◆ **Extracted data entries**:
•••

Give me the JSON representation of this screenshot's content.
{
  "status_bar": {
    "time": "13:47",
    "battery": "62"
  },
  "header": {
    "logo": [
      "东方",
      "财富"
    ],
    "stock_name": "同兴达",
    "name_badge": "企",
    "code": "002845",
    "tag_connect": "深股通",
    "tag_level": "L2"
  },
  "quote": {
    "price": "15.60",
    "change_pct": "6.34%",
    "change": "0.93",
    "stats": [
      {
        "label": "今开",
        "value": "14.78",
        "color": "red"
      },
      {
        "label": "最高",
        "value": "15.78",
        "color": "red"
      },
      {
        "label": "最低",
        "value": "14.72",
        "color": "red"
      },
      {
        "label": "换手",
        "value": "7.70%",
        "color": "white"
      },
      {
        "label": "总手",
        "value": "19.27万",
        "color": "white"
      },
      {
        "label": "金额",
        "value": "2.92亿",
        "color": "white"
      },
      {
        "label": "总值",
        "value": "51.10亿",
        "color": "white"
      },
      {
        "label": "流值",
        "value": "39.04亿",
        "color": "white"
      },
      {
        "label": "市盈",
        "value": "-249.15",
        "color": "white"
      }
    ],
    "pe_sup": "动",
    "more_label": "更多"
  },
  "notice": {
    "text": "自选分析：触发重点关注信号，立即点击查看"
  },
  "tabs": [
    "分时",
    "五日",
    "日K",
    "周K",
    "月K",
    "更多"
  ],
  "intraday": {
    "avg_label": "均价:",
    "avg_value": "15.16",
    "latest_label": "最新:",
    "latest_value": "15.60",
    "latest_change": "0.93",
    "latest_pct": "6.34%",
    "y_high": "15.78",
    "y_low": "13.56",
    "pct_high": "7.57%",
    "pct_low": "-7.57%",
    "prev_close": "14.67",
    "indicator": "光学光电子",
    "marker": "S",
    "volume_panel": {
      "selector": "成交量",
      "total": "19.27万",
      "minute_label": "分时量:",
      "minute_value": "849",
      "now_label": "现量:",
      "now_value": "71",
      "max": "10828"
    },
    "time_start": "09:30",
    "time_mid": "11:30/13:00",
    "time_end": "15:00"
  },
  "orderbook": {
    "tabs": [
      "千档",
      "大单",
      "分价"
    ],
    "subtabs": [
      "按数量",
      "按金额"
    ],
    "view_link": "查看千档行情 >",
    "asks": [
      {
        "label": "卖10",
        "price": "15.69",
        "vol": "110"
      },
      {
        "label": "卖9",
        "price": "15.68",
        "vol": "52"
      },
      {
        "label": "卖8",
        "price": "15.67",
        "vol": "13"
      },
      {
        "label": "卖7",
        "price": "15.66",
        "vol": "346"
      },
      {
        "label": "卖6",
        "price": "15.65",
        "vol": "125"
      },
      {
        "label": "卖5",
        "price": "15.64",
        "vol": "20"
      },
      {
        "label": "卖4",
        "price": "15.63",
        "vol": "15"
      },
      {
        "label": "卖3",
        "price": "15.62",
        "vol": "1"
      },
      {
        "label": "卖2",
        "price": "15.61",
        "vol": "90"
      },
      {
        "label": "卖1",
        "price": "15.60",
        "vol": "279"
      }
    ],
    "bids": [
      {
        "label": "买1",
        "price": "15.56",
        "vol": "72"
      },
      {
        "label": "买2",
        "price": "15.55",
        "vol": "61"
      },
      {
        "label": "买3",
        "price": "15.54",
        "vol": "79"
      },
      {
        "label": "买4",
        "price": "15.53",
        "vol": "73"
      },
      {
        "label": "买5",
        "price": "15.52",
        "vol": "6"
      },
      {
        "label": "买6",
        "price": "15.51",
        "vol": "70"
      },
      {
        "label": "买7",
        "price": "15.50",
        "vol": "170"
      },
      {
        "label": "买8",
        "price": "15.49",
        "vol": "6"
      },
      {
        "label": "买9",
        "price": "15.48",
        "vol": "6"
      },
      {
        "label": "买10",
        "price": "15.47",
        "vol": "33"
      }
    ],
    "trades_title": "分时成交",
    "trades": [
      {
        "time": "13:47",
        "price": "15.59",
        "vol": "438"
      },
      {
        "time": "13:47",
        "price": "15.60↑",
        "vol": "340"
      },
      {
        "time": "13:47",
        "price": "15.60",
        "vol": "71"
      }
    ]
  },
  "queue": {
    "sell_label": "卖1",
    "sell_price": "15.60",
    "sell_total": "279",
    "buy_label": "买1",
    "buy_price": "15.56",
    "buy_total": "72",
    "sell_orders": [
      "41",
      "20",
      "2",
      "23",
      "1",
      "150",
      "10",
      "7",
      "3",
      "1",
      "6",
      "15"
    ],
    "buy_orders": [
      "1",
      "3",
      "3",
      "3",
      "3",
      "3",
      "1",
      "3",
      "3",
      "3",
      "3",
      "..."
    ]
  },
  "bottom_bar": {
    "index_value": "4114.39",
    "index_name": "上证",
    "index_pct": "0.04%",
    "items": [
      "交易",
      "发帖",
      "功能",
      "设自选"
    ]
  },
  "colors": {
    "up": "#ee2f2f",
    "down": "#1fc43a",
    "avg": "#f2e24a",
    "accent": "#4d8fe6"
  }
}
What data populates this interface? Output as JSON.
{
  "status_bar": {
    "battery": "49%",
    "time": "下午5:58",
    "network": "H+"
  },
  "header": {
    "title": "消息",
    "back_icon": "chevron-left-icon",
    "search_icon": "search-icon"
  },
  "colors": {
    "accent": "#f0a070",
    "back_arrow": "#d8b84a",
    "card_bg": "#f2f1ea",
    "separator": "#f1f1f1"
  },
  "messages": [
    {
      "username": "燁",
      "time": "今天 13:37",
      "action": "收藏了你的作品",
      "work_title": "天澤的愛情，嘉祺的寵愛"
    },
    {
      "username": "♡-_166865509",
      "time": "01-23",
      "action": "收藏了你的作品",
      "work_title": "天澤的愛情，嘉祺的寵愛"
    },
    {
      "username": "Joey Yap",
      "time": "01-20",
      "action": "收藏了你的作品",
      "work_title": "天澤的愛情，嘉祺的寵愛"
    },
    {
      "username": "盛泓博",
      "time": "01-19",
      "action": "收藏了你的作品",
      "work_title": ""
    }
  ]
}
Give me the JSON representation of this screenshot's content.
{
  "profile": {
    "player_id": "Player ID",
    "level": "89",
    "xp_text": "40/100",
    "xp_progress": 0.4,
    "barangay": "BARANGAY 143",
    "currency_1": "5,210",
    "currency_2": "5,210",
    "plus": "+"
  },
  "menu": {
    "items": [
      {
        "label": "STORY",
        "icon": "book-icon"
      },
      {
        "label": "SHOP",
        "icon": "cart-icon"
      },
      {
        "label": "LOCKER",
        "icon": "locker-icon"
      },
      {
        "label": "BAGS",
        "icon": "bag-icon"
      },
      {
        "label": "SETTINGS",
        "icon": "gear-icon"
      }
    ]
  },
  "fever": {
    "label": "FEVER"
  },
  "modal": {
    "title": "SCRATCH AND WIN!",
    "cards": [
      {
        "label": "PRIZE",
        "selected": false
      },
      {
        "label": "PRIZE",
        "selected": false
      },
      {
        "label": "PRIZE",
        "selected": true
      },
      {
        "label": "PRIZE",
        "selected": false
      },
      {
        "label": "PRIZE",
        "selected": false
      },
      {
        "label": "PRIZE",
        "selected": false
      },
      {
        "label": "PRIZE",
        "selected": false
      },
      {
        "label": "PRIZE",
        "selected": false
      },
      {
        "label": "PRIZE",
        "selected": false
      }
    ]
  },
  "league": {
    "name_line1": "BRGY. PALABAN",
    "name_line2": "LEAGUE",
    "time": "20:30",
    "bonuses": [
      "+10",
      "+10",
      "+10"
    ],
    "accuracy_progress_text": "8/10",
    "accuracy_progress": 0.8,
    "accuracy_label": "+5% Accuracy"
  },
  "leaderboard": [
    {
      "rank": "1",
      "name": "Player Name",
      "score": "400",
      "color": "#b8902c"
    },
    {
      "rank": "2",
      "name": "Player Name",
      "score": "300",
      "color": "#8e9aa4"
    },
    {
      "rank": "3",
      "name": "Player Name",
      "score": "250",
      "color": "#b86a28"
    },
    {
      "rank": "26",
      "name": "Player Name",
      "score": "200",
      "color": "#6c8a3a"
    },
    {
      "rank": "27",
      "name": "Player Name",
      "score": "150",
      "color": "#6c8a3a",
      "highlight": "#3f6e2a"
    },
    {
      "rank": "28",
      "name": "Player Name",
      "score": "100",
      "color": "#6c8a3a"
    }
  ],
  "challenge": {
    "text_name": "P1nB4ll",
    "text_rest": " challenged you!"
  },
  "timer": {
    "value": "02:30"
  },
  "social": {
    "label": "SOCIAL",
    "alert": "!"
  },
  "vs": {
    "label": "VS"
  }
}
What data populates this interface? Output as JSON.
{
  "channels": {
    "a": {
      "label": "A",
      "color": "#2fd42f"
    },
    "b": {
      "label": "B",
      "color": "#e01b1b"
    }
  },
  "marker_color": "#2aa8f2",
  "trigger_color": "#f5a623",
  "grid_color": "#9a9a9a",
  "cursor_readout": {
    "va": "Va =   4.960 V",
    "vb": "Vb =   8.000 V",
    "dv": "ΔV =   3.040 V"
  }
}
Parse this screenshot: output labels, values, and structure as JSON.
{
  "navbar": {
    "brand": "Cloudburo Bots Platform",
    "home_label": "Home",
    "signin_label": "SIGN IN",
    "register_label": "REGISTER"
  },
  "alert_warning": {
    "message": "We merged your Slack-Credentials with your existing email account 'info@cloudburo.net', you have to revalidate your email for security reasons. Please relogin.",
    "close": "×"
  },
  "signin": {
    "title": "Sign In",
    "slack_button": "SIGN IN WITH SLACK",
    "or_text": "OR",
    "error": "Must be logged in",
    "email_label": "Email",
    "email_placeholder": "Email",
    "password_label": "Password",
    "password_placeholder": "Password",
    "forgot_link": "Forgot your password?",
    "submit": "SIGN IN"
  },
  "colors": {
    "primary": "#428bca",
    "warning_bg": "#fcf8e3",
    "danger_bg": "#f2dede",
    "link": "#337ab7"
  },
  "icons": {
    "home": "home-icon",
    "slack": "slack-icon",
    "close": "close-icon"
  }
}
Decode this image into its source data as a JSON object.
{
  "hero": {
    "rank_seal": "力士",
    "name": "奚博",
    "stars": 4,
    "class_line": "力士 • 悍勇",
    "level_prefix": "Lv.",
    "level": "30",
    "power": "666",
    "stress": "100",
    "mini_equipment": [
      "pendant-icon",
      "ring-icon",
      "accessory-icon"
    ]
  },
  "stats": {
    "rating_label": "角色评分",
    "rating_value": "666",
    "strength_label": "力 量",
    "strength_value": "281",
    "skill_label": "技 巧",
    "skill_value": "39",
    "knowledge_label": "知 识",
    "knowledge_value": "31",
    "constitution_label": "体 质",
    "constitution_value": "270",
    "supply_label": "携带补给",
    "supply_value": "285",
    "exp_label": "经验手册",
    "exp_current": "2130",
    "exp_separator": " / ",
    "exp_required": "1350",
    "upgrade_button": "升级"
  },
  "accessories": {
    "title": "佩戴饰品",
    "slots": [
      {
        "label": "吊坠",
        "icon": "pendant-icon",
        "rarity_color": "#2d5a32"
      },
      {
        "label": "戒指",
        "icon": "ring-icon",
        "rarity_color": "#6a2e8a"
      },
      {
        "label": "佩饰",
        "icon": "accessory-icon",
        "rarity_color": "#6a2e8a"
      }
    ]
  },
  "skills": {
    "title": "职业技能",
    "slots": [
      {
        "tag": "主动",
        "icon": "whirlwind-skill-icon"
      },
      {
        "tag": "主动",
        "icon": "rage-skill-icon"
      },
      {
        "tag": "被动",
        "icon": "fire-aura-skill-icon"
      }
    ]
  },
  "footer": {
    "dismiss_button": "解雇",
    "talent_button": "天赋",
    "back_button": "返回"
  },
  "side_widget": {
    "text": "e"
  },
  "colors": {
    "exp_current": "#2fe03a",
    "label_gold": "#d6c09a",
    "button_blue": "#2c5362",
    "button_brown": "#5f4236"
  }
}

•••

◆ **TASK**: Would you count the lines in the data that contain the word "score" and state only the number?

◆ **SOLUTION TO THIS EXERCISE**: 6